Work instruction:
Check each line of the entries below for the word "cover", then report how many have it, with no other words.

BEGIN

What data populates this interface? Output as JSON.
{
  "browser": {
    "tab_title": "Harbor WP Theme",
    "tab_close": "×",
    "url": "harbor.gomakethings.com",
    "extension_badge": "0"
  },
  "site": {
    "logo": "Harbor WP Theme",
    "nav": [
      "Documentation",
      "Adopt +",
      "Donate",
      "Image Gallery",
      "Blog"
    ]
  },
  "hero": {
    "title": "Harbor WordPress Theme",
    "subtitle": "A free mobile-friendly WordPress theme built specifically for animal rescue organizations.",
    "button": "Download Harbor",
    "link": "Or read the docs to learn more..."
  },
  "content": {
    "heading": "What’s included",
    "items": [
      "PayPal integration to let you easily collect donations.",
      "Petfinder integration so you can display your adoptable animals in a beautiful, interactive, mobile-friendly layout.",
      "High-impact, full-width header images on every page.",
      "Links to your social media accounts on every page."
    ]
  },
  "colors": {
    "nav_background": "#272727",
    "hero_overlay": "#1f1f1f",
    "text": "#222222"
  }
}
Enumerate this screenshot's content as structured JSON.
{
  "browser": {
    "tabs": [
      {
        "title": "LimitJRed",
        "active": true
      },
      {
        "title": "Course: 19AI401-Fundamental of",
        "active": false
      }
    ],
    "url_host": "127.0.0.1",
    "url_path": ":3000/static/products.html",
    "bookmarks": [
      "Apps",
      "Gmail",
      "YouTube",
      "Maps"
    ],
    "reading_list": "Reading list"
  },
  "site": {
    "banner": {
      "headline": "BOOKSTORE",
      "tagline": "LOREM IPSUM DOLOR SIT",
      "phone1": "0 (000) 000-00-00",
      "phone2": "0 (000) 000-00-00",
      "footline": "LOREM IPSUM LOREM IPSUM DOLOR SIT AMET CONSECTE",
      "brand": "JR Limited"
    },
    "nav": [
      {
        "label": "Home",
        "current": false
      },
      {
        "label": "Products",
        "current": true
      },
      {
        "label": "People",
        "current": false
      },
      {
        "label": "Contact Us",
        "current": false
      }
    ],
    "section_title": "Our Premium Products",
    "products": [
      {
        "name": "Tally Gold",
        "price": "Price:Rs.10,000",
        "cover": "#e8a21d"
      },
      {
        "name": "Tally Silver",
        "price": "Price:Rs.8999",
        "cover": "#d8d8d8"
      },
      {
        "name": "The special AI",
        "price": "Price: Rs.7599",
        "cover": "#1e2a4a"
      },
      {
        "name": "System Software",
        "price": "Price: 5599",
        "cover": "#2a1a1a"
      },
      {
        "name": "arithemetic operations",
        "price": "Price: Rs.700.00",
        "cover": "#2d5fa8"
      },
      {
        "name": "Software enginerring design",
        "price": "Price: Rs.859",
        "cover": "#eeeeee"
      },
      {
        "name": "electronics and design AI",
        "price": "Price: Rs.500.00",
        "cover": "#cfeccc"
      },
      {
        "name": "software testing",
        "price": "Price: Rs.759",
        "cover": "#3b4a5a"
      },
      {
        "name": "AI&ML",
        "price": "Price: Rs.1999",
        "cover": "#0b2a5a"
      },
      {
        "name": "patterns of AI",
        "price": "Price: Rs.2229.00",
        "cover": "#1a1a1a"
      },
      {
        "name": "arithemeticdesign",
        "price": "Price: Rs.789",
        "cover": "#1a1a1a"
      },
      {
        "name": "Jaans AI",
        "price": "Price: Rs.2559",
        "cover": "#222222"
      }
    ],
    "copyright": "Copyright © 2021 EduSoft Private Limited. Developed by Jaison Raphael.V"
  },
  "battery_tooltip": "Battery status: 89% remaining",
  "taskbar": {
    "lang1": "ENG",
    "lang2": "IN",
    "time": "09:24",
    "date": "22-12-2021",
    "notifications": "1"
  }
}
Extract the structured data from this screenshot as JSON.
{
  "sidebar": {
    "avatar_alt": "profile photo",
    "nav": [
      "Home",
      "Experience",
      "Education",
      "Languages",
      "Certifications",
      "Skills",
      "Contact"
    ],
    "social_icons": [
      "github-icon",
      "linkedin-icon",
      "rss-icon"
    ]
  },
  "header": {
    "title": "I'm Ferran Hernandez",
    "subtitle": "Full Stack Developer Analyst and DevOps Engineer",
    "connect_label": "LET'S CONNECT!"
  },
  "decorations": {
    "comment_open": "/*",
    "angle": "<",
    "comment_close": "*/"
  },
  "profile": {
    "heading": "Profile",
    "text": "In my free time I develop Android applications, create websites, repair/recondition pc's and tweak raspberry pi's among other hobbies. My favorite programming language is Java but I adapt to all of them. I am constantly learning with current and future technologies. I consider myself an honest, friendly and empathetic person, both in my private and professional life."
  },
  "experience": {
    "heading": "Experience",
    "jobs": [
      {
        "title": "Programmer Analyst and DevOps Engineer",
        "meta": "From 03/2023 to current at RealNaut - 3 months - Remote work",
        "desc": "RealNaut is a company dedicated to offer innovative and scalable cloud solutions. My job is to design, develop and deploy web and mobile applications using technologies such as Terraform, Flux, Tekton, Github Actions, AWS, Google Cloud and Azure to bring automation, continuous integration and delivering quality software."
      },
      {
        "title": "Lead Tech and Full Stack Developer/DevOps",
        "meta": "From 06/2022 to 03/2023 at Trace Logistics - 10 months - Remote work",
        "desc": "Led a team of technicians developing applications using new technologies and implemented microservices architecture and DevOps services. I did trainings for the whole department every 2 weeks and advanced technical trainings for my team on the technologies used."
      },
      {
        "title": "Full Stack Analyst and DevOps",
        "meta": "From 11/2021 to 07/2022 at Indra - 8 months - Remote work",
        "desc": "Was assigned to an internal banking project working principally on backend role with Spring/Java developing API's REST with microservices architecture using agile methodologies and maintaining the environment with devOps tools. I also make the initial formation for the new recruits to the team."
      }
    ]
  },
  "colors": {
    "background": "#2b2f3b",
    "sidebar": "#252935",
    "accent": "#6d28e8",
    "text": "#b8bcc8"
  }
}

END

Written response:
12